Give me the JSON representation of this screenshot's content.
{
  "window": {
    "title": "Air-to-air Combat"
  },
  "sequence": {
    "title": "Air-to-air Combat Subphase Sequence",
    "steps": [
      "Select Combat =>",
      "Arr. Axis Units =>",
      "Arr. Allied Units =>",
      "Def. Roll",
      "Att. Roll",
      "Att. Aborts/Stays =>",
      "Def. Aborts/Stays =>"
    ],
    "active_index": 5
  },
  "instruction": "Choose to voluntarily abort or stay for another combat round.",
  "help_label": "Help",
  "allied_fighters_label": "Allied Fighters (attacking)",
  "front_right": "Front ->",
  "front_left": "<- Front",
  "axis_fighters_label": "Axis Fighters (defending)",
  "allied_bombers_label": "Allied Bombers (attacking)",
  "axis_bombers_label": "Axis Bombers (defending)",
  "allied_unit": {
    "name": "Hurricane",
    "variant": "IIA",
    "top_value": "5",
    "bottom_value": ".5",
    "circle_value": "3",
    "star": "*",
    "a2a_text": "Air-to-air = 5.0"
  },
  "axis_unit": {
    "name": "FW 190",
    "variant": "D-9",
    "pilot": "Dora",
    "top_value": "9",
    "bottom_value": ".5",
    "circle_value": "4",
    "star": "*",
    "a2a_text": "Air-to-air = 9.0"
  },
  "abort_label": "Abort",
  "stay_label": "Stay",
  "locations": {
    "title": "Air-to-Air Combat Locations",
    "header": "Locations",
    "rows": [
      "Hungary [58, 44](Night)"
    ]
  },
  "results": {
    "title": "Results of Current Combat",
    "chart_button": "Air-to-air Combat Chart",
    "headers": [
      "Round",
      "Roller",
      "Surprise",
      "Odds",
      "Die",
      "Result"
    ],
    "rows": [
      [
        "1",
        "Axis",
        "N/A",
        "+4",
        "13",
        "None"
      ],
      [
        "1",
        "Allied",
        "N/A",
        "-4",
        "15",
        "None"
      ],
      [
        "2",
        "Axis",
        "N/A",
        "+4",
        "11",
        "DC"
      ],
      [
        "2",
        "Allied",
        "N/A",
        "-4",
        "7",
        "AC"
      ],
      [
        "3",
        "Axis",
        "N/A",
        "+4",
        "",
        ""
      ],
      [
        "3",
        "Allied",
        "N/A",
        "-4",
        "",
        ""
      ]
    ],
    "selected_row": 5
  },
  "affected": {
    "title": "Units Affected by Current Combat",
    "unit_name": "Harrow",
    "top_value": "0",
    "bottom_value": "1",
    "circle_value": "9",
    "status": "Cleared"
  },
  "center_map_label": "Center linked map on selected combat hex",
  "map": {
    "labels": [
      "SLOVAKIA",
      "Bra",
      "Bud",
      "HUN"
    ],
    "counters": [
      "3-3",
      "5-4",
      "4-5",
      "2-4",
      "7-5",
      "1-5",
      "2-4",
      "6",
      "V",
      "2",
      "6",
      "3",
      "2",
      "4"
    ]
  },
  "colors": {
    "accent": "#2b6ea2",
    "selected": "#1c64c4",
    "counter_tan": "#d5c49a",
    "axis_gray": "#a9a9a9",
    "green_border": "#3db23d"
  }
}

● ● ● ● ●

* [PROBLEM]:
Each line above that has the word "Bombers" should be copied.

* [SOLUTION TO THIS EXERCISE]:
  "allied_bombers_label": "Allied Bombers (attacking)",
  "axis_bombers_label": "Axis Bombers (defending)",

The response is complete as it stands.